(b Philadelphia, 7 Dec. 1892; d New York, 24 June 1964).
American painter. He grew up in an artistic environment, for his father was art director of the Philadelphia Press, a newspaper that had employed Glackens, Luks, Shinn, and Sloan—the four artists who were to form the nucleus of The Eight—and his mother, Helen Stuart Foulke, was a sculptor. In 1910–13 he studied with Robert Henri in New York, and in 1913 he was one of the youngest exhibitors in the Armory Show, which made an overwhelming impact on him. After this he began experimenting with a variety of modern idioms and in the 1920s he achieved a sophisticated grasp of Cubism, but it was only after spending a year in Paris in 1928–9 that he forged a distinctive style. Using motifs from the characteristic environment of American life, he rearranged them into flat poster-like patterns with precise outlines and sharply contrasting colours (House and Street, 1931, Whitney Mus., New York). In this way he became the only major artist to treat the subject matter of the American Scene painters—extraordinarily popular at the time—in avant-garde terms: he was both distinctly American and distinctively modern—a rare combination that won him wide admiration. Later his work became more purely abstract, although he often introduced lettering or suggestions of advertisements etc. into his bold patterns (Owh! in San Pao, 1951, Whitney Mus.). The zest and dynamism of such works reflect his interest in jazz.

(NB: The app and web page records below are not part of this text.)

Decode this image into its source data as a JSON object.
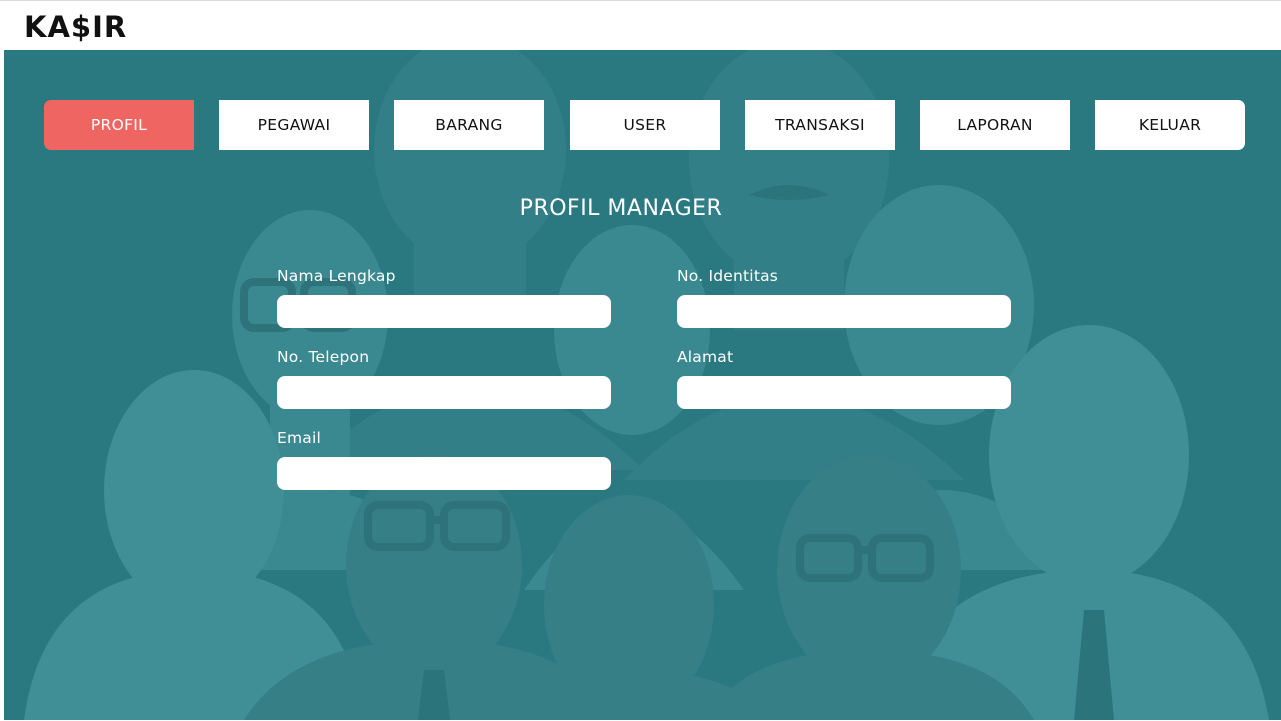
{
  "app": {
    "logo": "KA$IR"
  },
  "nav": {
    "items": [
      {
        "label": "PROFIL",
        "active": true
      },
      {
        "label": "PEGAWAI",
        "active": false
      },
      {
        "label": "BARANG",
        "active": false
      },
      {
        "label": "USER",
        "active": false
      },
      {
        "label": "TRANSAKSI",
        "active": false
      },
      {
        "label": "LAPORAN",
        "active": false
      },
      {
        "label": "KELUAR",
        "active": false
      }
    ]
  },
  "form": {
    "title": "PROFIL MANAGER",
    "fields": {
      "nama_lengkap": {
        "label": "Nama Lengkap",
        "value": ""
      },
      "no_identitas": {
        "label": "No. Identitas",
        "value": ""
      },
      "no_telepon": {
        "label": "No. Telepon",
        "value": ""
      },
      "alamat": {
        "label": "Alamat",
        "value": ""
      },
      "email": {
        "label": "Email",
        "value": ""
      }
    }
  },
  "colors": {
    "background_teal": "#2a7880",
    "active_tab": "#ef6562",
    "button_bg": "#ffffff",
    "text_dark": "#111111",
    "text_light": "#ffffff"
  },
  "icons": {
    "background": "people-crowd-illustration"
  }
}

Davis is generally regarded as the most important American painter to come to maturity between the two world wars and the outstanding American artist to work in a Cubist idiom. He made witty and original use of it and created a distinctive American style, for however abstract his work became he always claimed that every image he used had its source in observed reality: ‘I paint what I see in America, in other words I paint the American Scene.’ He was an articulate defender of modern art, a major influence on many younger artists, including his friends Gorky and de Kooning, and a precursor of Pop art, forming an important link between the pioneering avant-garde artists of the Armory Show generation and the triumphant New York art scene of the post-war years.